The object detector described below has been initially proposed by P.F. Felzenszwalb in [1]. It is based on a Dalal-Triggs detector that uses a single filter on histogram of oriented gradients (HOG) features to represent an object category. This detector uses a sliding window approach, where a filter is applied at all positions and scales of an image. The first innovation is enriching the Dalal-Triggs model using a star-structured part-based model defined by a "root" filter (analogous to the Dalal-Triggs filter) plus a set of parts filters and associated deformation models. The score of one of star models at a particular position and scale within an image is the score of the root filter at the given location plus the sum over parts of the maximum, over placements of that part, of the part filter score on its location minus a deformation cost easuring the deviation of the part from its ideal location relative to the root. Both root and part filter scores are defined by the dot product between a filter (a set of weights) and a subwindow of a feature pyramid computed from the input image. Another improvement is a representation of the class of models by a mixture of star models. The score of a mixture model at a particular position and scale is the maximum over components, of the score of that component model at the given location.

The detector was dramatically speeded-up with cascade algorithm proposed by P.F. Felzenszwalb in [2]. The algorithm prunes partial hypotheses using thresholds on their scores. The basic idea of the algorithm is to use a hierarchy of models defined by an ordering of the original model's parts. For a model with (n+1) parts, including the root, a sequence of (n+1) models is obtained.
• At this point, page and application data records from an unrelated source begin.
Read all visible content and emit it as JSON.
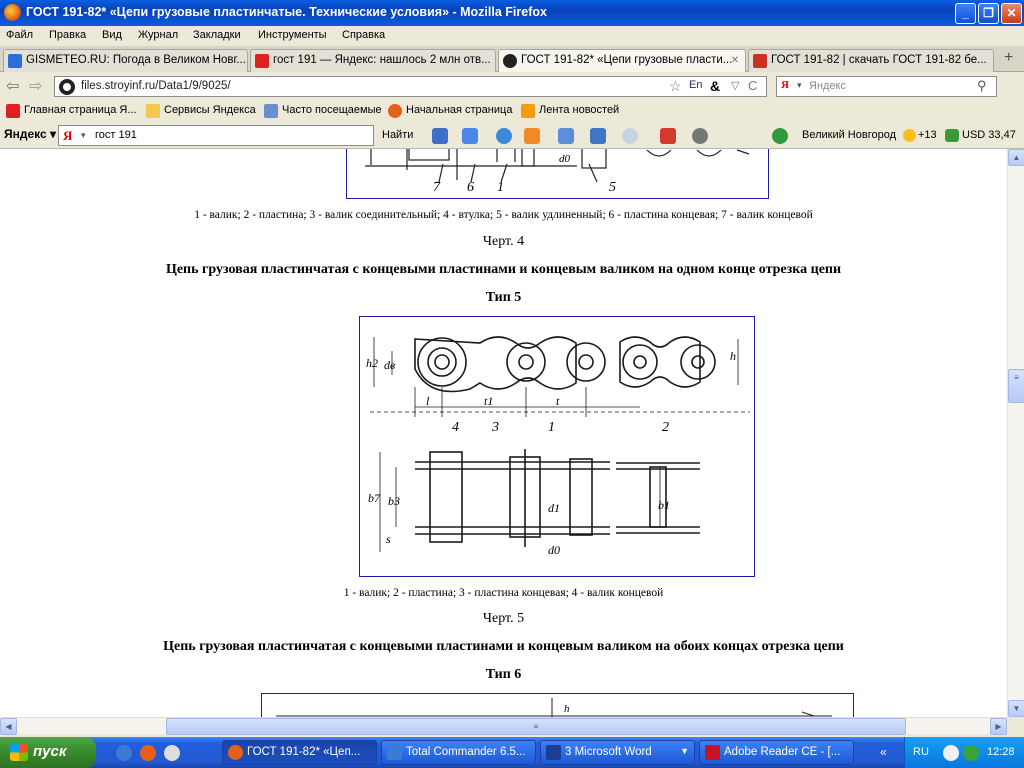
{
  "window": {
    "title": "ГОСТ 191-82* «Цепи грузовые пластинчатые. Технические условия» - Mozilla Firefox"
  },
  "menu": [
    "Файл",
    "Правка",
    "Вид",
    "Журнал",
    "Закладки",
    "Инструменты",
    "Справка"
  ],
  "tabs": [
    {
      "label": "GISMETEO.RU: Погода в Великом Новг...",
      "color": "#2a6fd4"
    },
    {
      "label": "гост 191 — Яндекс: нашлось 2 млн отв...",
      "color": "#e02020"
    },
    {
      "label": "ГОСТ 191-82* «Цепи грузовые пласти...",
      "color": "#222222"
    },
    {
      "label": "ГОСТ 191-82 | скачать ГОСТ 191-82 бе...",
      "color": "#c8321e"
    }
  ],
  "new_tab": "+",
  "address": {
    "url": "files.stroyinf.ru/Data1/9/9025/",
    "search_placeholder": "Яндекс"
  },
  "bookmarks": [
    "Главная страница Я...",
    "Сервисы Яндекса",
    "Часто посещаемые",
    "Начальная страница",
    "Лента новостей"
  ],
  "yandex_bar": {
    "logo": "Яндекс",
    "query": "гост 191",
    "find": "Найти",
    "city": "Великий Новгород",
    "temp": "+13",
    "currency": "USD 33,47"
  },
  "page": {
    "fig4_labels": [
      "7",
      "6",
      "1",
      "5",
      "d0"
    ],
    "caption4": "1 - валик; 2 - пластина; 3 - валик соединительный; 4 - втулка; 5 - валик удлиненный; 6 - пластина концевая; 7 - валик концевой",
    "chert4": "Черт. 4",
    "heading5": "Цепь грузовая пластинчатая с концевыми пластинами и концевым валиком на одном конце отрезка цепи",
    "type5": "Тип 5",
    "fig5_labels": [
      "h2",
      "dв",
      "h",
      "l",
      "t1",
      "t",
      "4",
      "3",
      "1",
      "2",
      "b7",
      "b3",
      "s",
      "b1",
      "d1",
      "d0"
    ],
    "caption5": "1 - валик; 2 - пластина; 3 - пластина концевая; 4 - валик концевой",
    "chert5": "Черт. 5",
    "heading6": "Цепь грузовая пластинчатая с концевыми пластинами и концевым валиком на обоих концах отрезка цепи",
    "type6": "Тип 6",
    "fig6_labels": [
      "h"
    ]
  },
  "taskbar": {
    "start": "пуск",
    "tasks": [
      {
        "label": "ГОСТ 191-82* «Цеп...",
        "color": "#e5611b"
      },
      {
        "label": "Total Commander 6.5...",
        "color": "#3a7bd5"
      },
      {
        "label": "3 Microsoft Word",
        "color": "#1c3f95"
      },
      {
        "label": "Adobe Reader CE - [...",
        "color": "#c8141e"
      }
    ],
    "lang": "RU",
    "clock": "12:28"
  }
}
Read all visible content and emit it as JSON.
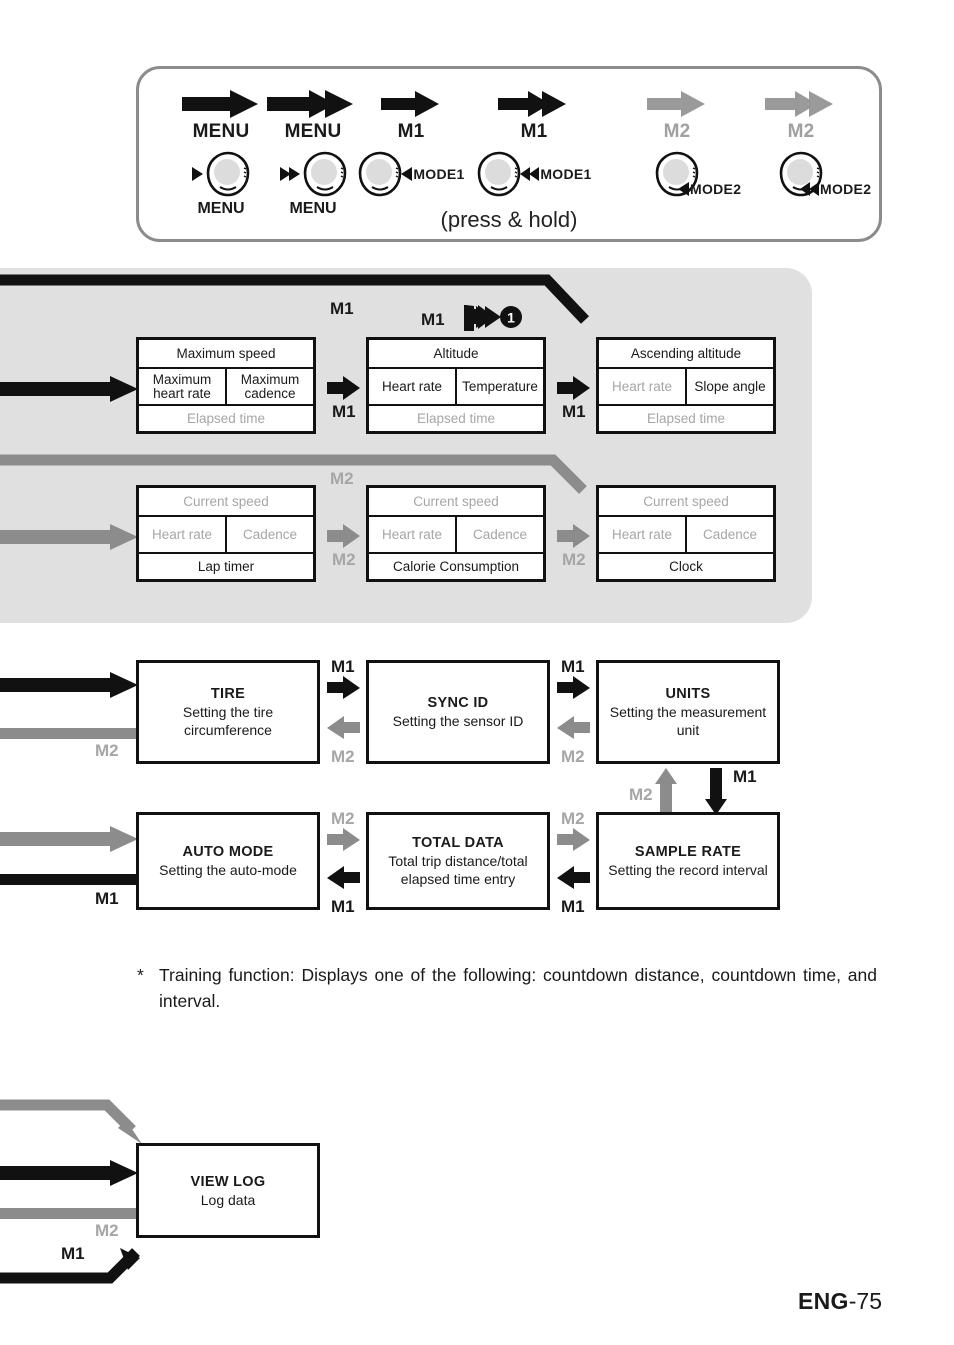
{
  "legend": {
    "press_hold": "(press & hold)",
    "items": [
      {
        "label": "MENU",
        "label_color": "#111111",
        "arrow": "single-arrow-black",
        "knob": "menu-knob",
        "knob_prefix": "single-play-marker",
        "knob_sub": "MENU",
        "mode_tag": ""
      },
      {
        "label": "MENU",
        "label_color": "#111111",
        "arrow": "double-arrow-black",
        "knob": "menu-knob",
        "knob_prefix": "double-play-marker",
        "knob_sub": "MENU",
        "mode_tag": ""
      },
      {
        "label": "M1",
        "label_color": "#111111",
        "arrow": "single-arrow-black",
        "knob": "mode1-knob",
        "knob_prefix": "",
        "knob_sub": "",
        "mode_tag": "MODE1",
        "mode_marker": "single"
      },
      {
        "label": "M1",
        "label_color": "#111111",
        "arrow": "double-arrow-black",
        "knob": "mode1-knob",
        "knob_prefix": "",
        "knob_sub": "",
        "mode_tag": "MODE1",
        "mode_marker": "double"
      },
      {
        "label": "M2",
        "label_color": "#a0a0a0",
        "arrow": "single-arrow-gray",
        "knob": "mode2-knob",
        "knob_prefix": "",
        "knob_sub": "",
        "mode_tag": "MODE2",
        "mode_marker": "single"
      },
      {
        "label": "M2",
        "label_color": "#a0a0a0",
        "arrow": "double-arrow-gray",
        "knob": "mode2-knob",
        "knob_prefix": "",
        "knob_sub": "",
        "mode_tag": "MODE2",
        "mode_marker": "double"
      }
    ]
  },
  "stage": {
    "m1_row": {
      "flow_labels": [
        "M1",
        "M1",
        "M1",
        "M1"
      ],
      "badge": "1",
      "screens": [
        {
          "top": "Maximum speed",
          "left": "Maximum heart rate",
          "right": "Maximum cadence",
          "bottom": "Elapsed time",
          "top_dim": false,
          "left_dim": false,
          "right_dim": false,
          "bottom_dim": true
        },
        {
          "top": "Altitude",
          "left": "Heart rate",
          "right": "Temperature",
          "bottom": "Elapsed time",
          "top_dim": false,
          "left_dim": false,
          "right_dim": false,
          "bottom_dim": true
        },
        {
          "top": "Ascending altitude",
          "left": "Heart rate",
          "right": "Slope angle",
          "bottom": "Elapsed time",
          "top_dim": false,
          "left_dim": true,
          "right_dim": false,
          "bottom_dim": true
        }
      ]
    },
    "m2_row": {
      "flow_labels": [
        "M2",
        "M2",
        "M2"
      ],
      "screens": [
        {
          "top": "Current speed",
          "left": "Heart rate",
          "right": "Cadence",
          "bottom": "Lap timer",
          "top_dim": true,
          "left_dim": true,
          "right_dim": true,
          "bottom_dim": false
        },
        {
          "top": "Current speed",
          "left": "Heart rate",
          "right": "Cadence",
          "bottom": "Calorie Consumption",
          "top_dim": true,
          "left_dim": true,
          "right_dim": true,
          "bottom_dim": false
        },
        {
          "top": "Current speed",
          "left": "Heart rate",
          "right": "Cadence",
          "bottom": "Clock",
          "top_dim": true,
          "left_dim": true,
          "right_dim": true,
          "bottom_dim": false
        }
      ]
    }
  },
  "settings": {
    "row1": [
      {
        "title": "TIRE",
        "desc": "Setting the tire circumference"
      },
      {
        "title": "SYNC ID",
        "desc": "Setting the sensor ID"
      },
      {
        "title": "UNITS",
        "desc": "Setting the measurement unit"
      }
    ],
    "row2": [
      {
        "title": "AUTO MODE",
        "desc": "Setting the auto-mode"
      },
      {
        "title": "TOTAL DATA",
        "desc": "Total trip distance/total elapsed time entry"
      },
      {
        "title": "SAMPLE RATE",
        "desc": "Setting the record interval"
      }
    ],
    "labels": {
      "m1": "M1",
      "m2": "M2"
    }
  },
  "viewlog": {
    "title": "VIEW LOG",
    "desc": "Log data",
    "m1": "M1",
    "m2": "M2"
  },
  "note": {
    "marker": "*",
    "text": "Training function: Displays one of the following: countdown distance, countdown time, and interval."
  },
  "footer": {
    "lang": "ENG",
    "sep": "-",
    "page": "75"
  },
  "colors": {
    "black": "#111111",
    "gray": "#8c8c8c",
    "light_gray_text": "#a6a6a6",
    "panel_bg": "#e0e0e0"
  }
}
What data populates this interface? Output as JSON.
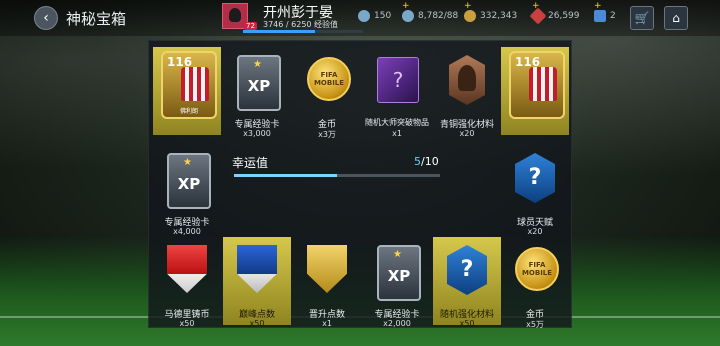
{
  "header": {
    "title": "神秘宝箱",
    "user_name": "开州彭于晏",
    "level": "72",
    "xp_text": "3746 / 6250 经验值",
    "xp_progress": 0.6
  },
  "stats": [
    {
      "value": "150",
      "icon": "energy-icon",
      "color": "#7aa8c8"
    },
    {
      "value": "8,782/88",
      "icon": "stamina-icon",
      "color": "#7aa8c8"
    },
    {
      "value": "332,343",
      "icon": "coin-icon",
      "color": "#c8a040"
    },
    {
      "value": "26,599",
      "icon": "gem-icon",
      "color": "#c84040"
    },
    {
      "value": "2",
      "icon": "fifa-points-icon",
      "color": "#4a8ad8"
    }
  ],
  "rewards_top": [
    {
      "label": "",
      "qty": "",
      "type": "player-card",
      "rating": "116",
      "player_name": "佛利朗",
      "highlighted": true
    },
    {
      "label": "专属经验卡",
      "qty": "x3,000",
      "type": "xp-card",
      "highlighted": false
    },
    {
      "label": "金币",
      "qty": "x3万",
      "type": "coin",
      "highlighted": false
    },
    {
      "label": "随机大师突破物品",
      "qty": "x1",
      "type": "purple-box",
      "highlighted": false
    },
    {
      "label": "青铜强化材料",
      "qty": "x20",
      "type": "bronze",
      "highlighted": false
    },
    {
      "label": "",
      "qty": "",
      "type": "player-card",
      "rating": "116",
      "player_name": "",
      "highlighted": true
    }
  ],
  "reward_left": {
    "label": "专属经验卡",
    "qty": "x4,000",
    "type": "xp-card"
  },
  "reward_right": {
    "label": "球员天赋",
    "qty": "x20",
    "type": "blue-hex"
  },
  "luck": {
    "label": "幸运值",
    "current": "5",
    "total": "/10",
    "progress": 0.5
  },
  "rewards_bottom": [
    {
      "label": "马德里铸币",
      "qty": "x50",
      "type": "shield-red",
      "highlighted": false
    },
    {
      "label": "巅峰点数",
      "qty": "x50",
      "type": "shield-blue",
      "highlighted": true
    },
    {
      "label": "晋升点数",
      "qty": "x1",
      "type": "shield-gold",
      "highlighted": false
    },
    {
      "label": "专属经验卡",
      "qty": "x2,000",
      "type": "xp-card",
      "highlighted": false
    },
    {
      "label": "随机强化材料",
      "qty": "x50",
      "type": "blue-hex",
      "highlighted": true
    },
    {
      "label": "金币",
      "qty": "x5万",
      "type": "coin",
      "highlighted": false
    }
  ],
  "coin_text": "FIFA MOBILE",
  "xp_glyph": "XP",
  "question_glyph": "?"
}
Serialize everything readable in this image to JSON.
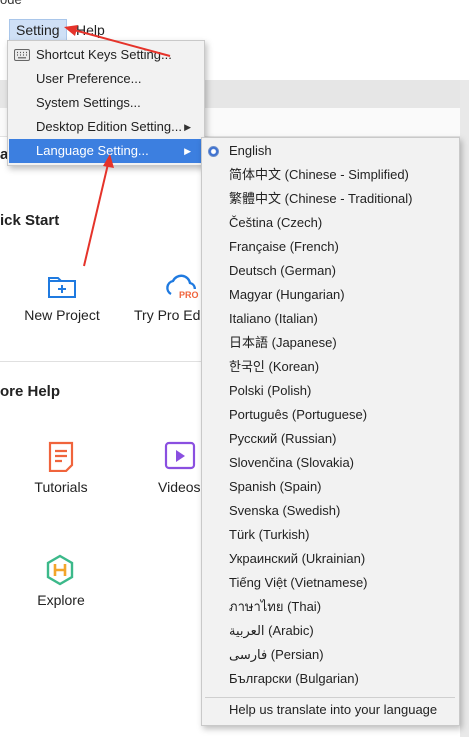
{
  "window": {
    "title_fragment": "ode"
  },
  "menubar": {
    "setting": "Setting",
    "help": "Help"
  },
  "setting_menu": {
    "items": [
      {
        "label": "Shortcut Keys Setting...",
        "icon": "keyboard-icon",
        "submenu": false
      },
      {
        "label": "User Preference...",
        "submenu": false
      },
      {
        "label": "System Settings...",
        "submenu": false
      },
      {
        "label": "Desktop Edition Setting...",
        "submenu": true
      },
      {
        "label": "Language Setting...",
        "submenu": true,
        "highlighted": true
      }
    ]
  },
  "language_menu": {
    "languages": [
      "English",
      "简体中文 (Chinese - Simplified)",
      "繁體中文 (Chinese - Traditional)",
      "Čeština (Czech)",
      "Française (French)",
      "Deutsch (German)",
      "Magyar (Hungarian)",
      "Italiano (Italian)",
      "日本語 (Japanese)",
      "한국인 (Korean)",
      "Polski (Polish)",
      "Português (Portuguese)",
      "Русский (Russian)",
      "Slovenčina (Slovakia)",
      "Spanish (Spain)",
      "Svenska (Swedish)",
      "Türk (Turkish)",
      "Украинский (Ukrainian)",
      "Tiếng Việt (Vietnamese)",
      "ภาษาไทย (Thai)",
      "العربية (Arabic)",
      "فارسی (Persian)",
      "Български (Bulgarian)"
    ],
    "selected": "English",
    "help_translate": "Help us translate into your language"
  },
  "main": {
    "partial_heading_char": "a",
    "quick_start": {
      "heading": "ick Start",
      "tiles": [
        {
          "label": "New Project",
          "icon": "new-project-folder-icon"
        },
        {
          "label": "Try Pro Ed",
          "icon": "cloud-pro-icon",
          "badge": "PRO"
        }
      ]
    },
    "more_help": {
      "heading": "ore Help",
      "tiles": [
        {
          "label": "Tutorials",
          "icon": "tutorials-document-icon"
        },
        {
          "label": "Videos",
          "icon": "video-play-icon"
        },
        {
          "label": "Explore",
          "icon": "explore-hexagon-icon"
        }
      ]
    }
  },
  "colors": {
    "menu_highlight": "#3c7fe0",
    "annotation_arrow": "#e5332a",
    "icon_blue": "#1f7ae0",
    "icon_orange": "#f0643c",
    "icon_purple": "#8a4fe0"
  }
}
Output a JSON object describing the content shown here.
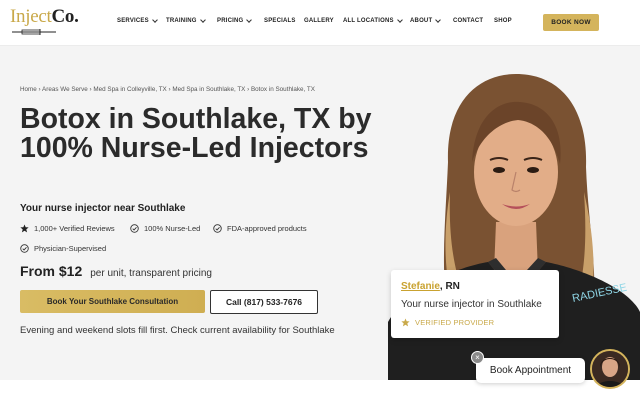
{
  "brand": {
    "logo_main": "Inject",
    "logo_accent": "Co.",
    "accent_color": "#d4b45c"
  },
  "nav": {
    "items": [
      {
        "label": "SERVICES",
        "dropdown": true
      },
      {
        "label": "TRAINING",
        "dropdown": true
      },
      {
        "label": "PRICING",
        "dropdown": true
      },
      {
        "label": "SPECIALS",
        "dropdown": false
      },
      {
        "label": "GALLERY",
        "dropdown": false
      },
      {
        "label": "ALL LOCATIONS",
        "dropdown": true
      },
      {
        "label": "ABOUT",
        "dropdown": true
      },
      {
        "label": "CONTACT",
        "dropdown": false
      },
      {
        "label": "SHOP",
        "dropdown": false
      }
    ],
    "book_now": "BOOK NOW"
  },
  "breadcrumb": "Home › Areas We Serve › Med Spa in Colleyville, TX › Med Spa in Southlake, TX › Botox in Southlake, TX",
  "hero": {
    "title": "Botox in Southlake, TX by 100% Nurse-Led Injectors",
    "subtitle": "Your nurse injector near Southlake",
    "badges": {
      "reviews": "1,000+ Verified Reviews",
      "nurse_led": "100% Nurse-Led",
      "fda": "FDA-approved products",
      "physician": "Physician-Supervised"
    },
    "price_main": "From $12",
    "price_sub": "per unit, transparent pricing",
    "cta_primary": "Book Your Southlake Consultation",
    "cta_secondary": "Call (817) 533-7676",
    "note": "Evening and weekend slots fill first. Check current availability for Southlake"
  },
  "provider": {
    "name": "Stefanie",
    "credential": ", RN",
    "role": "Your nurse injector in Southlake",
    "verified": "VERIFIED PROVIDER",
    "shirt_text": "RADIESSE"
  },
  "chat": {
    "label": "Book Appointment",
    "close": "×"
  }
}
The i-th model in this sequence is defined by the first i parts from the original model. Using this hierarchy, low scoring hypotheses can be pruned after looking at the best configuration of a subset of the parts. Hypotheses that score high under a weak model are evaluated further using a richer model.

In OpenCV there is an C++ implementation of DPM cascade detector.


// load model from model_path
cv::Ptr<DPMDetector> detector = DPMDetector::create(vector<string>(1, model_path));
// read image from image_path
Mat image = imread(image_path);

// detection
vector<DPMDetector::ObjectDetection> ds;
detector->detect(image, ds);


// detect using web camera
./example_dpm_cascade_detect_camera <model_path>

// detect for an image sequence
./example_dpm_cascade_detect_sequence <model_path> <image_dir>


[1]: P. Felzenszwalb, R. Girshick, D. McAllester, D. Ramanan Object Detection with Discriminatively Trained Part Based Models IEEE Transactions on Pattern Analysis and Machine Intelligence, Vol. 32, No. 9, Sep. 2010.

[2]: P. Felzenszwalb, R. Girshick, D. McAllester Cascade Object Detection with Deformable Part Models IEEE Conference on Computer Vision and Pattern Recognition (CVPR), 2010.